CHOICE has written to the Minister for Infrastructure and Transport, Darren Chester, asking that additional consumer protection measures be introduced prior to the relaxation of rules on foreign car imports in 2018. We've asked the federal government to require all cars imported from Japan to undergo a mandatory pre-shipment inspection, confirming the odometer reading at the time of export. We're also asking that these figures be cross-checked with the odometer reading on the car when it goes through the mandatory safety inspections in Australia, and that information on these checks be provided to consumers at the point of purchase.
So what if you're buying a non-imported second-hand car? Finding out if your vehicle has been tampered with isn't exactly easy. While odometer readings are taken when cars are bought and sold (and in NSW also at each registration inspection), this information isn't publicly available.
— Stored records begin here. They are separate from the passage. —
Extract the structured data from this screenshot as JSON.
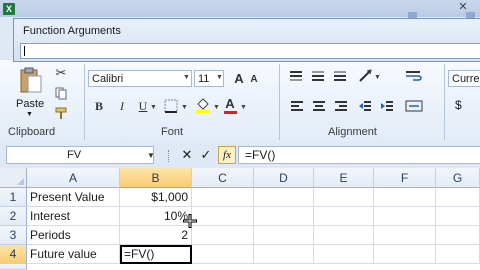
{
  "dialog": {
    "title": "Function Arguments",
    "input_value": ""
  },
  "ribbon": {
    "clipboard": {
      "label": "Clipboard",
      "paste_label": "Paste"
    },
    "font": {
      "label": "Font",
      "name": "Calibri",
      "size": "11",
      "bold": "B",
      "italic": "I",
      "underline": "U",
      "grow": "A",
      "shrink": "A"
    },
    "alignment": {
      "label": "Alignment"
    },
    "number": {
      "format": "Curren",
      "currency_symbol": "$"
    }
  },
  "formula_bar": {
    "name_box": "FV",
    "fx_label": "fx",
    "cancel": "✕",
    "enter": "✓",
    "content": "=FV()"
  },
  "grid": {
    "columns": [
      "A",
      "B",
      "C",
      "D",
      "E",
      "F",
      "G"
    ],
    "active_column": "B",
    "active_row": "4",
    "rows": [
      {
        "num": "1",
        "a": "Present Value",
        "b": "$1,000"
      },
      {
        "num": "2",
        "a": "Interest",
        "b": "10%"
      },
      {
        "num": "3",
        "a": "Periods",
        "b": "2"
      },
      {
        "num": "4",
        "a": "Future value",
        "b": "=FV()"
      }
    ]
  },
  "colors": {
    "accent": "#f8cb71",
    "ribbon": "#e2ebf7",
    "dialog": "#d5e2f2"
  }
}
A government PPSR check (formerly a REVS check) will provide information on whether the car has been stolen or has money owing on it, but odometer reading checks aren't provided with this – although it's still worth doing a PPSR check. Some third parties providers such as CarHistory.com.au, CarFacts.com.au and revscheck.com.au provide paid reports, which are based on historical ad data as well as government and insurer data. These can give you an indication of whether or not your car has been tampered with since it was last advertised for sale.
O'Keefe's story serves as a cautionary tale. When it comes to second-hand cars, do your due diligence before you buy rather than relying on any provisions that may protect you after the fact.
- Have the vehicle inspected by a third-party, licensed motor vehicle repairer. This can uncover any inconsistencies with the condition of the vehicle in relation to the odometer reading. For example, if the seats are worn, but the mileage is low, it could indicate tampering.
- Check the log book history to make sure the odometer readings match up. If you're unsure, you can contact the dealer/repairer and ask them to check their records.
- If you're buying a second-hand import from Japan, make sure you sight the original Japanese export certificate (or deregistration certificate), or obtain a copy through a third party. This will contain the two most recent odometer readings taken in Japan at roadworthiness checks, which are required every two years.
- You may wish to purchase an odometer check report through a third party as an extra precaution.
Stock images: Getty, unless otherwise stated.